He immediately grasped what is going on at our hospital; his barbs in his columns insulting anyone that thought they had no reason to attend our Shrine Game to benefit these kids made you feel guilty for not attending.
During that tour, he pointed out that Shriners had fun. There is no denying that. But he said at the time--and The Times ran his quote from my letter to Viewpoint when he won the Pulitzer Prize two years later--"As long as there is a crippled child, we'll never run out of Shriners."
And that's true. But we have now run out of sportswriters.
M.R. "ROSIE" ROSENLOF
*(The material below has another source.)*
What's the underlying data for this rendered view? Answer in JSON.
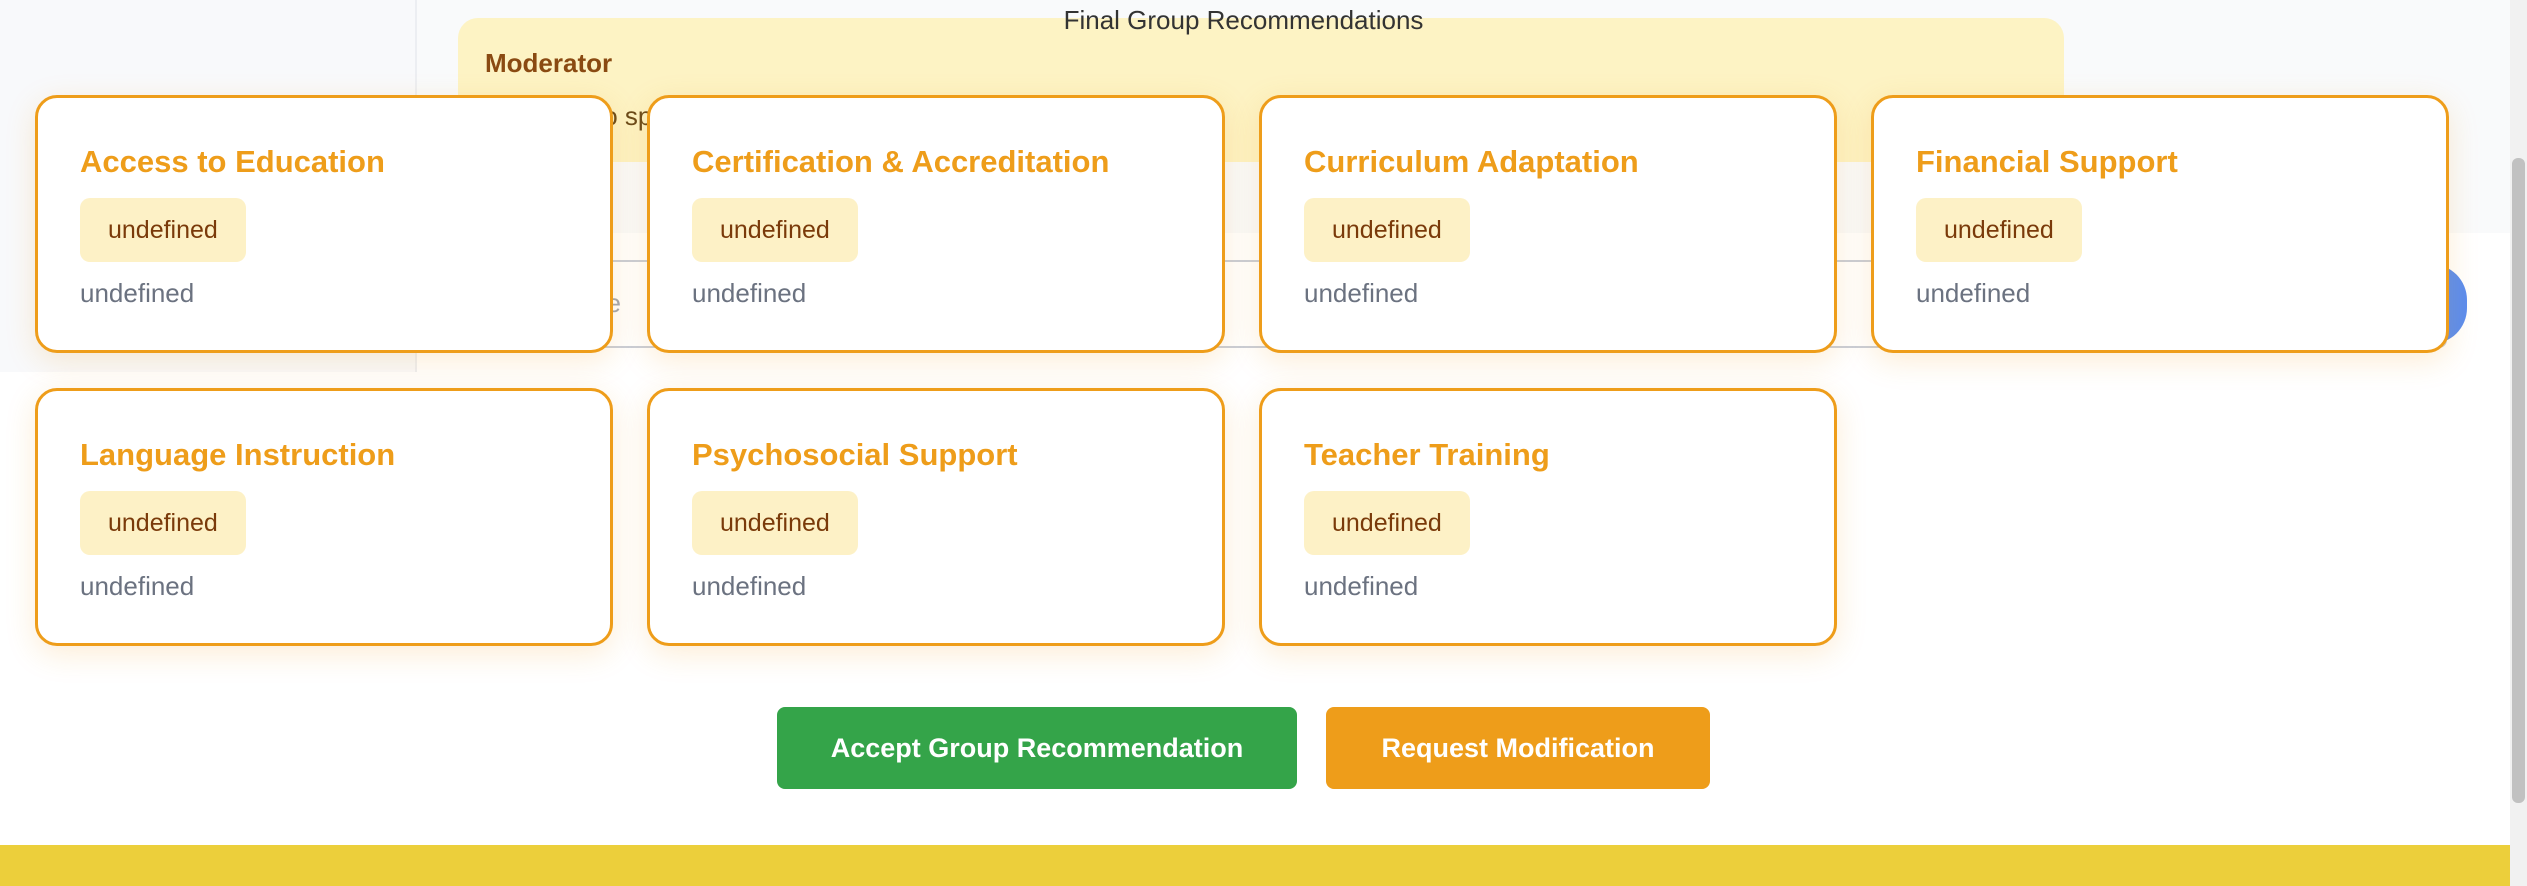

Jim Murray was a regular at Richstone Family Center events, from the fancy ones in Beverly Hills to the pot lucks. Jim was at home with these kids. He would shake their hands, ask them about what sports they played and wait for their answers as though each were destined for fame and glory.
In 1992, at a gala chaired by his future wife, Linda McCoy, Jim became the first recipient of the Richstone Caritas (Love of People) Award presented to him by President and Mrs. Reagan. Jim, always reluctant to be center stage, suffered in the spotlight to help secure the final dollars needed to break ground on the Richstone Jim Murray Children's Center.
Richstone Family Center
In 1972, after living in Los Angeles the first 22 years of my life, I was appointed general manager of a Class-A Pittsburgh Pirate farm club in Salem, Va. I still remember waking up that February morning, going down to the coffee shop, opening the Roanoke World News newspaper and shock set in. No Jim Murray. It was an element of life I took for granted--like breathing. I immediately called to have a subscription mailed to me.
Fast-forward to 26 years later. An overcast morning in the South Bay. I open the Los Angeles Times and depression sets in. No Jim Murray. No more.
This time I can't call anyone to have a subscription mailed to me.
When Sandy Koufax shut out the Minnesota Twins to win the 1965 World Series, Jim Murray compared him to Vladimir Horowitz, Jonas Salk, Fred Astaire and Leonard Bernstein. This was my first introduction to these great men. Only Murray could sneak in a history and culture lesson in the middle of a baseball column.
As Jim Murray's oldest friend, I am compelled to add a few memories.
In 1948, Jim walked with me to Ben Hogan's first U.S. Open win at Riviera.
Dan Tana invited us to the first U.S. pro soccer game in 1967. Jim was bored. He said Americans liked rehashing games in the off-season. He said the game would never catch on here.
I remember his wife Gerry's St. Patrick's Day parties.